This beautiful and fascinating beach is unique as it is a former bottle dump. Glass Beach is now a protected state park beach, but centuries of pounding waves broke up the bottles and smoothed the chunks into tiny, rounded glass pebbles. Almost completely covered in the sand are marble, deeply colored glass stones of shades of blue, red, green and brown. The beach is part of MacKerricher State Park in Fort Bragg, about 3.5 hours north of San Francisco. Shoreline Cottages is a retro hotel with individual cottages. Most accommodations are cozy and well-furnished, and many have a kitchen.
9 Stinson Beach
This beach seems to be Marin County’s best kept secret.
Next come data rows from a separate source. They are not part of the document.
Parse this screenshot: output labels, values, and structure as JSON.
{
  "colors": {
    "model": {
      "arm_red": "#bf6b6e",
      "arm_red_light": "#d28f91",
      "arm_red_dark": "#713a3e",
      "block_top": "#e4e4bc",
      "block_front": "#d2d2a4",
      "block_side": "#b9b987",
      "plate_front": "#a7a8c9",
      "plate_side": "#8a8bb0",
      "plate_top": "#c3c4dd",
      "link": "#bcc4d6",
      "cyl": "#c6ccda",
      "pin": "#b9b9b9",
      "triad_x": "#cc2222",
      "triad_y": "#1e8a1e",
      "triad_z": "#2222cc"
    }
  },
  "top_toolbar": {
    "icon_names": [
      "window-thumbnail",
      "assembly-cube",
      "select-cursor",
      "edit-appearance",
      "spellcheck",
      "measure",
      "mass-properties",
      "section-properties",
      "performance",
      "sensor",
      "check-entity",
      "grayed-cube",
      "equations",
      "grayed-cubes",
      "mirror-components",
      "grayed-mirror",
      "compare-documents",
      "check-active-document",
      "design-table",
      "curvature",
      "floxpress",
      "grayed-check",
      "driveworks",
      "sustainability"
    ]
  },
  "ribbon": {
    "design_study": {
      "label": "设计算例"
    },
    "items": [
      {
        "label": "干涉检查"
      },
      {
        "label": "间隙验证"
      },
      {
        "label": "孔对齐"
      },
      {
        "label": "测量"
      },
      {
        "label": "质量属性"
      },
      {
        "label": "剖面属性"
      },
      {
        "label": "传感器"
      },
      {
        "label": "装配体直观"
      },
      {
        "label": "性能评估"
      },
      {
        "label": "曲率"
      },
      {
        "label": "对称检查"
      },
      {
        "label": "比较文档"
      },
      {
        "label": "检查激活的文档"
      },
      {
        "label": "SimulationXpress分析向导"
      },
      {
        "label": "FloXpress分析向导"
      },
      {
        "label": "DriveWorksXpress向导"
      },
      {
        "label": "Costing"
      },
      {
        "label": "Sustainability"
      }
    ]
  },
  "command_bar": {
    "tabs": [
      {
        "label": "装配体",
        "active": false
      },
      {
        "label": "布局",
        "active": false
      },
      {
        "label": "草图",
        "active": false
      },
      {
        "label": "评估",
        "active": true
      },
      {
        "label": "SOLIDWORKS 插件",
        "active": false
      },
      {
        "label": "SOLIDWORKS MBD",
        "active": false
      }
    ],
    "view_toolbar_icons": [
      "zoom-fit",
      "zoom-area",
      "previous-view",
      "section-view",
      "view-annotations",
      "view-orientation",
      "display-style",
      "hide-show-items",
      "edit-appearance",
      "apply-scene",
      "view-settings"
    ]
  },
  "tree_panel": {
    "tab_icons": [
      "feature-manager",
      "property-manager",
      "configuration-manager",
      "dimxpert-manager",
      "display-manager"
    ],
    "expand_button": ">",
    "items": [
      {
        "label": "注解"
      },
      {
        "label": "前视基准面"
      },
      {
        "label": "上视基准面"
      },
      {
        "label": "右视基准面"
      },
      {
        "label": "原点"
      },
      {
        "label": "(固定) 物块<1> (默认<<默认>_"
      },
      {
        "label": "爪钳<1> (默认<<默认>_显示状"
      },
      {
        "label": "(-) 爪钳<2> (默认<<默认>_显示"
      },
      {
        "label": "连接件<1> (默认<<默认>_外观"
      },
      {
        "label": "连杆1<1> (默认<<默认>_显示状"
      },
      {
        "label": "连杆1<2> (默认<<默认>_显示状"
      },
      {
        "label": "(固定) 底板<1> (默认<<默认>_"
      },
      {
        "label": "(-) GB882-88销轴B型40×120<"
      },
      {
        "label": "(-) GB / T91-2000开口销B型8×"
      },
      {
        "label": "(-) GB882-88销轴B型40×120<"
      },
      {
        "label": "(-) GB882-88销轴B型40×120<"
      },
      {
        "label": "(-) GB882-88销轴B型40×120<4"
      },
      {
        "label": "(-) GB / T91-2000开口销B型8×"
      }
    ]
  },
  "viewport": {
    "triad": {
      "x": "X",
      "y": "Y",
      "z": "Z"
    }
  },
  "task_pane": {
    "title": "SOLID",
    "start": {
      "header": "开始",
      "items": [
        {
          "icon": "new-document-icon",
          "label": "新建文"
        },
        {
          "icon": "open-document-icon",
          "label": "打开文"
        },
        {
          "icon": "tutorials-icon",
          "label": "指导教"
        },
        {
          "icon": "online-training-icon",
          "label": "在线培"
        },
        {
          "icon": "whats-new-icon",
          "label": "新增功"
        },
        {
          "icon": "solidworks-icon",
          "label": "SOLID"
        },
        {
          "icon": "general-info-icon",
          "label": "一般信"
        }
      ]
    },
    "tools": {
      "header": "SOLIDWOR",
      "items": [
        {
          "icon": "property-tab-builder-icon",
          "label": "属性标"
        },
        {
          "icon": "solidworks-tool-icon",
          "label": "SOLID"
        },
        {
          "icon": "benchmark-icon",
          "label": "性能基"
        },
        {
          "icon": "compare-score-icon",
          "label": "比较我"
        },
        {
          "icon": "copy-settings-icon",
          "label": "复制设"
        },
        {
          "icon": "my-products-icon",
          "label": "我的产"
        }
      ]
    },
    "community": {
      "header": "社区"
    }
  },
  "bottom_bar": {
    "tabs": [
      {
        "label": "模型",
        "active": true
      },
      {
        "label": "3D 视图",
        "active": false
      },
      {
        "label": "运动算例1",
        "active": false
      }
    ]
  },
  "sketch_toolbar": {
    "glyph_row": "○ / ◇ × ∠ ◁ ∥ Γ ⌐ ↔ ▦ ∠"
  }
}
It’s only 35 minutes from downtown San Francisco, but it offers a true, Northern California, rural beach experience, with no big hotels, no modern beach houses, just some cool, mid-century residential developments and some great local shops and restaurants. The white, powdery, soft sand is perfect for sunbathing and the surf here is gentle, making this a great swimming beach. The beach itself is part of the Golden Gate National Recreation Area and it is right next to Mt. Tamalpais State Park and the giant sequoias of Muir Woods National Monument.
10 Dunes Winery
Bodega Dunes is a classic, sandy beach on Bodega Bay, sloping gently into the ocean. As you move away from the shoreline, the wide beach becomes a series of low, grassy dunes, broken up by walkways and the occasional wooden boardwalk. Bodega Bay is located in Sonoma County, about 90 minutes from San Francisco and close to Napa Valley. The Bodega Dunes campground has nearly 100 sites (for tents, RVs, or trailers), with hot showers and restrooms. It offers a great experience on the go. For a much more luxurious beach holiday, the beach (well, it’s on a bluff overlooking the beach) Bodega Bay Lodge resort has a popular spa and its own golf course.
11 Monterey State Beach
Monterey State Beach is a wide, gently sloping and undulating beach across the bay, a 15-minute drive from the popular Cannery Row area of downtown Monterey. Just enough is the beach in the city of Seaside. The water is cold, but the surf is gentle, so it’s great for brave swimmers. Monterey State Beach has several areas with restrooms and showers. The Monterey Tides, a Joie de Vivre hotel is located right on the sand, and the ocean view rooms have a spectacular view of the bay. It is an older hotel, but recently renovated and very well managed.